The same idea may have led to the Greek and Persian notion, of Jupiter being the air which surrounds the world. ‘ If,’ as I have observed in a previous work, ‘ the sons of Ham taught their descendants, the early inhabitants of Egypt, the true worship of one spiritual and eternal Being, who had disposed the order of the universe, divided the light from the darkness, and ordained the creation of mankind.”
According to Eusebius, the Egyptians represented the Demiurge, or creator of the world, whom they called Kneph, under a human form, covered with blue flesh, encircled by a zone or girdle, holding a scepter, and having on the head a royal ornamented coiffure of feathers. On Egyptian monuments, we find a very similar god alternately known as Amun and Noub who also appears under a human form, with flesh painted blue, invested with a zone, and having his head-dress surmounted by two enormous feathers of different colors. Eusebius also tells us (Praep. et Demonst. Evang. III. ix. 115, Paris, 1628,) that Kneph was represented emblematically under the form of a serpent and his emblem was the Asp.
Sir John Gardner Wilkinson had written further on the connection to Jupiter, “Herodotus, Diodorus, and other writers, in speaking of the Jupiter of Ethiopia, evidently had in view the god Chnoubis; and there is less difficulty in accounting for the notion of his being the same as Jupiter, since he was, if not the king, at least the leader, of the gods.
He corresponded to no other deity of the Greek Pantheon; and the triad of the Cataracts, by uniting him with Sati or Juno, appears to give him a claim to the name of Jove. There is not, however, the same excuse for confounding Chnoubis with Amen, or giving to the latter deity the head of a ram, as his general attribute.”(1)
THE ETYMOLOGY OF CHNOUBIS AND THE GNOSTIC WORM CONCLUSION
In the etymology of Chnoubis which is also spelled Khnoubis, Khnoumis Kanobis, Knoubis, and Cannabis to name a few, we find the words Chn (Ca or Kahn), noub (nef) and the word is.
The first word Chn (Ca or Kahn) we can connect to the Phoenician Hebrew word for priests who are referred to as Cohen, or Kohen and the plural: Cohanim or Kohanim. This etymology I detailed in a previous article, Kohen: The Priest of Baal where I explain that the word kohen or cohen is connected with the the Persic word “Khan”, which is a title of dignity or ruler of a monarchy, and is also translated as king in the East. This is where we get the name “king” in English and other words like Conah, Conan, and Konig.

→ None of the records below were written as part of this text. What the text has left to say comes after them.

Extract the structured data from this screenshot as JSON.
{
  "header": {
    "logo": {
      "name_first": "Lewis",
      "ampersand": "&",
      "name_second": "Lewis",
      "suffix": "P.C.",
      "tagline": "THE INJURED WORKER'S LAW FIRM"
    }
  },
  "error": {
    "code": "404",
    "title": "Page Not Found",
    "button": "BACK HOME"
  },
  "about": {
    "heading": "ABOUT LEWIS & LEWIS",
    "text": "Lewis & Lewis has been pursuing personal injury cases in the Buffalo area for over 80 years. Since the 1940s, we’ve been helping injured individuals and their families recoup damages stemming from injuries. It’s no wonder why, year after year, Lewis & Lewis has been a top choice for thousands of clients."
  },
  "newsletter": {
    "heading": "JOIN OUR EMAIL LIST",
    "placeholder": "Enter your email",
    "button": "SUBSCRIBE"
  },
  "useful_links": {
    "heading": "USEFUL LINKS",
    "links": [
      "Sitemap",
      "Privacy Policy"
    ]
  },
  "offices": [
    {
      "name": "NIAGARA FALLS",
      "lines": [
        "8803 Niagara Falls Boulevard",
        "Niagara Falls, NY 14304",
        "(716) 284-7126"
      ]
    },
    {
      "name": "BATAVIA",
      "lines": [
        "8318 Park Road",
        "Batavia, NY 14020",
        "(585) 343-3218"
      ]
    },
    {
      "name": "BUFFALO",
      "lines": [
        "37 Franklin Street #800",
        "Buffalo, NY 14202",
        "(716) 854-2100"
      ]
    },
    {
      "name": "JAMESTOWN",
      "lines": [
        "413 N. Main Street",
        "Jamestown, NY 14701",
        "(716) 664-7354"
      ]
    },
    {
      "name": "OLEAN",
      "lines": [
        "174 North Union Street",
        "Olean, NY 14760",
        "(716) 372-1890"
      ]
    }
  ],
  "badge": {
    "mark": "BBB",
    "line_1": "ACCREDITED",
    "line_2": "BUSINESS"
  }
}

In many parts of Asia and Europe the words Cane, Cain, Chan, Khan, Kan, or K/iuti, and Cu are used to signify Head, Chief, Prince, and King. This is where we find the connection to kohen. In the Syrian dialect, Kan signifies a prince -, and hence the Almighty is styled (Gen. xiv. 19.). The Mongol dynasty rulers had taken the title of Kaan/Kahn/Khan which is originally a Mongol and subsequently Central Asian title for a sovereign or military ruler, and was also widely used by medieval nomadic Turko-Mongol tribes living to the north of China.

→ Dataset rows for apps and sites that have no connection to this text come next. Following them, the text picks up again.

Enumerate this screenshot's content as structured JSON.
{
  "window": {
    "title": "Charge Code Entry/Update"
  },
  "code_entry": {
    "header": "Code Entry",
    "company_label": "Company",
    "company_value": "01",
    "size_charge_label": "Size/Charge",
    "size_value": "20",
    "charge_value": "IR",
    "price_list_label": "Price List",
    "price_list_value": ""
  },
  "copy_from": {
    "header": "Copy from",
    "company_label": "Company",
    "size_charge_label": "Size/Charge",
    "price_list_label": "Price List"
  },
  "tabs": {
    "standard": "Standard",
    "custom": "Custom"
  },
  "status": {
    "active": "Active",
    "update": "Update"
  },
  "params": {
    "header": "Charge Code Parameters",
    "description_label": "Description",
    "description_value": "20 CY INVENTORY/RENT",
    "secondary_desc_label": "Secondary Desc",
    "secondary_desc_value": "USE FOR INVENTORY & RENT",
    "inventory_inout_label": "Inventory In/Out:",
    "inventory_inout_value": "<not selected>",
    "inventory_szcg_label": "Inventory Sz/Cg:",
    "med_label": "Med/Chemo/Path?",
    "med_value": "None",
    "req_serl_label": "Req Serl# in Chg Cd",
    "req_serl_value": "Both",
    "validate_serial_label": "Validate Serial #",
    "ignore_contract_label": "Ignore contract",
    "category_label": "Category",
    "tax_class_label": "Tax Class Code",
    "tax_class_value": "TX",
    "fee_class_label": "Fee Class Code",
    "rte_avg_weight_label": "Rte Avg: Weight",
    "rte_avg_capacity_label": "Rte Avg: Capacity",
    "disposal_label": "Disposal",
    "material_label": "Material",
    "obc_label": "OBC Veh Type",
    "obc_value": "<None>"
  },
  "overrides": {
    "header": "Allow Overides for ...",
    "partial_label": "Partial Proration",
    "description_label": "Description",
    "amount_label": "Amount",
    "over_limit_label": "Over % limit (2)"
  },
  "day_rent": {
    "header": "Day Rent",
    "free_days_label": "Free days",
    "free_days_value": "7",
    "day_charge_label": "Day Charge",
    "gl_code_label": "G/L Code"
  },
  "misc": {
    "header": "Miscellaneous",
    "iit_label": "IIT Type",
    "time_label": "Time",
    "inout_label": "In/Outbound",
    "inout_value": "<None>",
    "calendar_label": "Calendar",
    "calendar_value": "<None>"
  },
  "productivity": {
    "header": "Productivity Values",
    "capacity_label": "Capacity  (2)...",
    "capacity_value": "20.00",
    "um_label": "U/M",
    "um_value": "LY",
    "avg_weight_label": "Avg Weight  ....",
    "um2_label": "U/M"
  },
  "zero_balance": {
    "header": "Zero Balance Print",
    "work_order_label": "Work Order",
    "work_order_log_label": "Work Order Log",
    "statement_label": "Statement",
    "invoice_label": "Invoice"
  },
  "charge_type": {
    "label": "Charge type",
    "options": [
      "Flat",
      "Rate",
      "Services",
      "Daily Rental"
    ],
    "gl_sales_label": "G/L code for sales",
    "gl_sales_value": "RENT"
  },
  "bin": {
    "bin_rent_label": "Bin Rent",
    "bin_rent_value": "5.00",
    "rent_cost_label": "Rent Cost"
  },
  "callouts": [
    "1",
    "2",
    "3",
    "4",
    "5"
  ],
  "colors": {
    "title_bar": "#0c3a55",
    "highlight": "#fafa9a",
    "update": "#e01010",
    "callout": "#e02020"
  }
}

The word noub or nek signifies the spirit or soul of the world which is connected to the as above creator, Jupiter.
The word is means “be, am, or be present.”

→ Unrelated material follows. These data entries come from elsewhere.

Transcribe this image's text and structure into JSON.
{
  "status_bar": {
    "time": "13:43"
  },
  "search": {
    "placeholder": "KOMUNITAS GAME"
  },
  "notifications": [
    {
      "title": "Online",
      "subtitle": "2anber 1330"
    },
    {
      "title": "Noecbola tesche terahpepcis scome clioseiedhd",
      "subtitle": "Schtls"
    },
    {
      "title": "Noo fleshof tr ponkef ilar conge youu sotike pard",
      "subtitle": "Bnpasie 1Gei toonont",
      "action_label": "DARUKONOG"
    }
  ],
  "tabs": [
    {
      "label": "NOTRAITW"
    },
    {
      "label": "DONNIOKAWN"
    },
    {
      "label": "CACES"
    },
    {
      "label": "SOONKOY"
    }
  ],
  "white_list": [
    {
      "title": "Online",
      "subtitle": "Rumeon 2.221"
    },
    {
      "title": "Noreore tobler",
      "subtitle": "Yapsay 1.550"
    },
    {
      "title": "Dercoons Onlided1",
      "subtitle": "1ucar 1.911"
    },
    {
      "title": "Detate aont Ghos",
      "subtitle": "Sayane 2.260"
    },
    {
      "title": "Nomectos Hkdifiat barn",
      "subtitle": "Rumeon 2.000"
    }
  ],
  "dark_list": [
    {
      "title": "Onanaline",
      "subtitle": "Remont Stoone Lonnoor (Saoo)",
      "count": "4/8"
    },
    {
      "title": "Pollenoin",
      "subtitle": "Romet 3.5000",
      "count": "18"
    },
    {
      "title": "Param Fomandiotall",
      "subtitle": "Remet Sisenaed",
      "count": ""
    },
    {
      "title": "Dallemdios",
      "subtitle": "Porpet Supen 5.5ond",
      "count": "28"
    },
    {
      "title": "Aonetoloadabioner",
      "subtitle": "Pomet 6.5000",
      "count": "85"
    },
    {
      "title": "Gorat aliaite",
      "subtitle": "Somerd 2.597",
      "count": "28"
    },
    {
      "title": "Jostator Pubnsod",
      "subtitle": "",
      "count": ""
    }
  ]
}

Therefor we can say that Chnoubis “is” the head “Priest, Prince, King” of the “Spirit” of the as above Jupiter who is the I AM of the so below.
This deity Chnoubis was created by the Gnostic priesthood of Greco-Egypt and it makes sense that they would encode the words they had used themselves into the deities. After all, they had control of the state religion, mysteries and also the medical establishment.
1. The Manners and Customs of the Ancient Egyptians, Volume 3 By Sir John Gardner Wilkinson
2. A guide to the third and fourth Egyptian rooms: Predynastic antiquities …By British Museum. Dept. of Egyptian and Assyrian Antiquities,